Material for this task –
═══

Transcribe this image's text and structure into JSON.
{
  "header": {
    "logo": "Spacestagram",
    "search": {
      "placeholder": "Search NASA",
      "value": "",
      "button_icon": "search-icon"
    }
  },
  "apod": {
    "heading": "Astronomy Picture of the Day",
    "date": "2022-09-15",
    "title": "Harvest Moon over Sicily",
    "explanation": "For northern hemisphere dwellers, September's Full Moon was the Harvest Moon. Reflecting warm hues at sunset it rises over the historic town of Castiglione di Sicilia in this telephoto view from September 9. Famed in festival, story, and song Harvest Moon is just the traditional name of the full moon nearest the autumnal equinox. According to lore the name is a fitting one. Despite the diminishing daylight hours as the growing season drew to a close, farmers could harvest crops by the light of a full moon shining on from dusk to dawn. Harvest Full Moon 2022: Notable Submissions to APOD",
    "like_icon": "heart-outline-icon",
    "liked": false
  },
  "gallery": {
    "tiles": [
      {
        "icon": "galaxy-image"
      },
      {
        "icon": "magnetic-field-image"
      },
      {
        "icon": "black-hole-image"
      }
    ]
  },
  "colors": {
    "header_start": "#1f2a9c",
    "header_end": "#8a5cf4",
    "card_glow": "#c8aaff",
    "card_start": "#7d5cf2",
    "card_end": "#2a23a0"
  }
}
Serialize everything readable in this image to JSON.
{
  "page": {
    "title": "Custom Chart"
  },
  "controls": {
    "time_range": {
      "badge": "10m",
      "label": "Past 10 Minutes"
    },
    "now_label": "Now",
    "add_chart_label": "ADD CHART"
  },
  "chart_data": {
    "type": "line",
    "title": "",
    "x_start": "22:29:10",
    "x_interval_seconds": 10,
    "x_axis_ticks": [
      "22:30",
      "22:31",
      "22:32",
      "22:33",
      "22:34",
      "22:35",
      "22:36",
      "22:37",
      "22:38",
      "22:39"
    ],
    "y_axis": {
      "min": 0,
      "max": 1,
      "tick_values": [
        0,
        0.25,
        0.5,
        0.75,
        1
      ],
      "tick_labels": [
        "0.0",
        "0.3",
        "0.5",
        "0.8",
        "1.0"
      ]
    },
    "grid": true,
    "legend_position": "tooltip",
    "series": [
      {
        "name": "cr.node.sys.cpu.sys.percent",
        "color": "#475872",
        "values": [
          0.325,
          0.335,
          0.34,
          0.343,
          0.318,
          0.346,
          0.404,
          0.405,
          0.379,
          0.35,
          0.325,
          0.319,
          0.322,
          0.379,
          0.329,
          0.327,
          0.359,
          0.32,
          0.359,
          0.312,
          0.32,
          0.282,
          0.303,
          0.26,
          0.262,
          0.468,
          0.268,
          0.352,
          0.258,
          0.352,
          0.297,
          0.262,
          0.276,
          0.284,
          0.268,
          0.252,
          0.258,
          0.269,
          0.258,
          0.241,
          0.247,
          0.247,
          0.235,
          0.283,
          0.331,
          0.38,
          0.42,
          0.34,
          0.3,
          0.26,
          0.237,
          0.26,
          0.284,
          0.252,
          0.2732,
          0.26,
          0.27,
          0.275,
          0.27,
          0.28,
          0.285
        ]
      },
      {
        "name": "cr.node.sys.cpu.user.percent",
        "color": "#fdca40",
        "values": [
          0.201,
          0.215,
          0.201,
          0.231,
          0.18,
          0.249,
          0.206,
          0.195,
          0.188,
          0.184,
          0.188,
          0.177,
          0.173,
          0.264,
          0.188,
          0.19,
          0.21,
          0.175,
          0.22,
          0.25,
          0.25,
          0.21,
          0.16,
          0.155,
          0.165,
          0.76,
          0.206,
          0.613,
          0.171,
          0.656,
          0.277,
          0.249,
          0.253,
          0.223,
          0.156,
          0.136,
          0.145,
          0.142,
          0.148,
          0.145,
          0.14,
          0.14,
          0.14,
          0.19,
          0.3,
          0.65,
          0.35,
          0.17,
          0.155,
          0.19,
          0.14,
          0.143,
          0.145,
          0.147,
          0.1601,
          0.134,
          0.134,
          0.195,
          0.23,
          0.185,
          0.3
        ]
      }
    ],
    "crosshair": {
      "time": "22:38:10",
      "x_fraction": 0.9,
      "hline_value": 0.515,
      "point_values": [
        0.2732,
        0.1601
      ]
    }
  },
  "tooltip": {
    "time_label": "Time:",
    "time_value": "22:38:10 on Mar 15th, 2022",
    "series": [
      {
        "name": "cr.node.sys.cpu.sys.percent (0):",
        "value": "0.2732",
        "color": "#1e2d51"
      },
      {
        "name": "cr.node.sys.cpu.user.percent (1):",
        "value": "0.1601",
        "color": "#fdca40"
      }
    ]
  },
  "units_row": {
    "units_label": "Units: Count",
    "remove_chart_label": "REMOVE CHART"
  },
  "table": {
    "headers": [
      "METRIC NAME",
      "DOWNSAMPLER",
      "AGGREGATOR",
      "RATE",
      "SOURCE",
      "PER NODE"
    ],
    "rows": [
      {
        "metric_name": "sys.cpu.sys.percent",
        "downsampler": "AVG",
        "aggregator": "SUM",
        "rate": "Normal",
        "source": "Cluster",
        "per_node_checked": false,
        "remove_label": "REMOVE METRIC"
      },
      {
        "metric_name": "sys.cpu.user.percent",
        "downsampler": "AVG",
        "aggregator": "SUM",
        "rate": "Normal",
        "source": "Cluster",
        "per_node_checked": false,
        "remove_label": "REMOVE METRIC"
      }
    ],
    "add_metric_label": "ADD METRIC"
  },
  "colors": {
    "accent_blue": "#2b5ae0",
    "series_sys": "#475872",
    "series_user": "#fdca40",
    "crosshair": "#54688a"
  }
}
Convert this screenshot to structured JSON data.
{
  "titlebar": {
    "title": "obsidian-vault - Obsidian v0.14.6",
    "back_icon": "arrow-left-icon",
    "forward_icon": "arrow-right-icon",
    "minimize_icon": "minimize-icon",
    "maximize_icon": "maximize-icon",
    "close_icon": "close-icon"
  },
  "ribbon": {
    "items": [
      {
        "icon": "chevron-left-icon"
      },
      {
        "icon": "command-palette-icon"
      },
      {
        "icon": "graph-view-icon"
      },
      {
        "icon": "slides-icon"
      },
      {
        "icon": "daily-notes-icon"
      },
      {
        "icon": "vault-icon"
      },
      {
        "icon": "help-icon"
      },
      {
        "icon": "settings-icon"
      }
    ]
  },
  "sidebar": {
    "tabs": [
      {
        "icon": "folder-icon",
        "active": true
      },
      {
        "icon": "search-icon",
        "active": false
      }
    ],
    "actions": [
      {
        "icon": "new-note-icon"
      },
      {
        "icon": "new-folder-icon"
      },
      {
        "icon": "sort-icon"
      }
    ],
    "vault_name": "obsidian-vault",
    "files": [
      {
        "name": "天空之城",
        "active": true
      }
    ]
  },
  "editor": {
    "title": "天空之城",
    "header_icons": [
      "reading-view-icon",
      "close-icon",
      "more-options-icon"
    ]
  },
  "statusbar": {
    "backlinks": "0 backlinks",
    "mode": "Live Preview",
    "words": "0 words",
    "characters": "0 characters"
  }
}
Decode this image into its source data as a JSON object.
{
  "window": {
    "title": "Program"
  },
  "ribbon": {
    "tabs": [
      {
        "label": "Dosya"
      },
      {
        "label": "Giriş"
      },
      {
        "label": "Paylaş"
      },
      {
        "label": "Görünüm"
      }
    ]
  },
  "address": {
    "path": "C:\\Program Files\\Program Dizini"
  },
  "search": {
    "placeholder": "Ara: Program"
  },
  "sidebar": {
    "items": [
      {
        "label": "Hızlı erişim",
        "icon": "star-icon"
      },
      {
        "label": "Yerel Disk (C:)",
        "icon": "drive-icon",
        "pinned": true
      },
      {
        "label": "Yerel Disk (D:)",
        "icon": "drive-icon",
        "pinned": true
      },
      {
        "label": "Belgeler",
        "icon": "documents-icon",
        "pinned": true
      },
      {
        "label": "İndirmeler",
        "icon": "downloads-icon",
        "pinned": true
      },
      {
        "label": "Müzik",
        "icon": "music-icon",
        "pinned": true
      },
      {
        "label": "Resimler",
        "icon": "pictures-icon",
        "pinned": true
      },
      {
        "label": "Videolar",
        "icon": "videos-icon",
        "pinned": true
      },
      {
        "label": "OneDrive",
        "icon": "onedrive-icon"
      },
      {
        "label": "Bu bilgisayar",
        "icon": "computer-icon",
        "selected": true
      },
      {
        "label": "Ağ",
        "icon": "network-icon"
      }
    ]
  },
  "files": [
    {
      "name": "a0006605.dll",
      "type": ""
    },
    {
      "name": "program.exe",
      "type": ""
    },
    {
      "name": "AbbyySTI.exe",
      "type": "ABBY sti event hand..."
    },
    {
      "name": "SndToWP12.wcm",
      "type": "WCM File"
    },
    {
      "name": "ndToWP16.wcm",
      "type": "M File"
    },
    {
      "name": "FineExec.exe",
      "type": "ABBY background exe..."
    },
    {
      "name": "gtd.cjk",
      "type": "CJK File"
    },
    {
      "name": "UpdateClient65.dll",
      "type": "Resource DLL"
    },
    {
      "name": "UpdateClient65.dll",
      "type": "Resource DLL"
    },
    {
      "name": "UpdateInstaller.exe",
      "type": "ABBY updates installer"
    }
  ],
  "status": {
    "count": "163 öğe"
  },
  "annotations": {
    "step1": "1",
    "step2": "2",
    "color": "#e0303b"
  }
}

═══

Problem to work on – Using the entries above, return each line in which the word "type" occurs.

Response –
    "type": "line",
      "type": ""
      "type": ""
      "type": "ABBY sti event hand..."
      "type": "WCM File"
      "type": "M File"
      "type": "ABBY background exe..."
      "type": "CJK File"
      "type": "Resource DLL"
      "type": "Resource DLL"
      "type": "ABBY updates installer"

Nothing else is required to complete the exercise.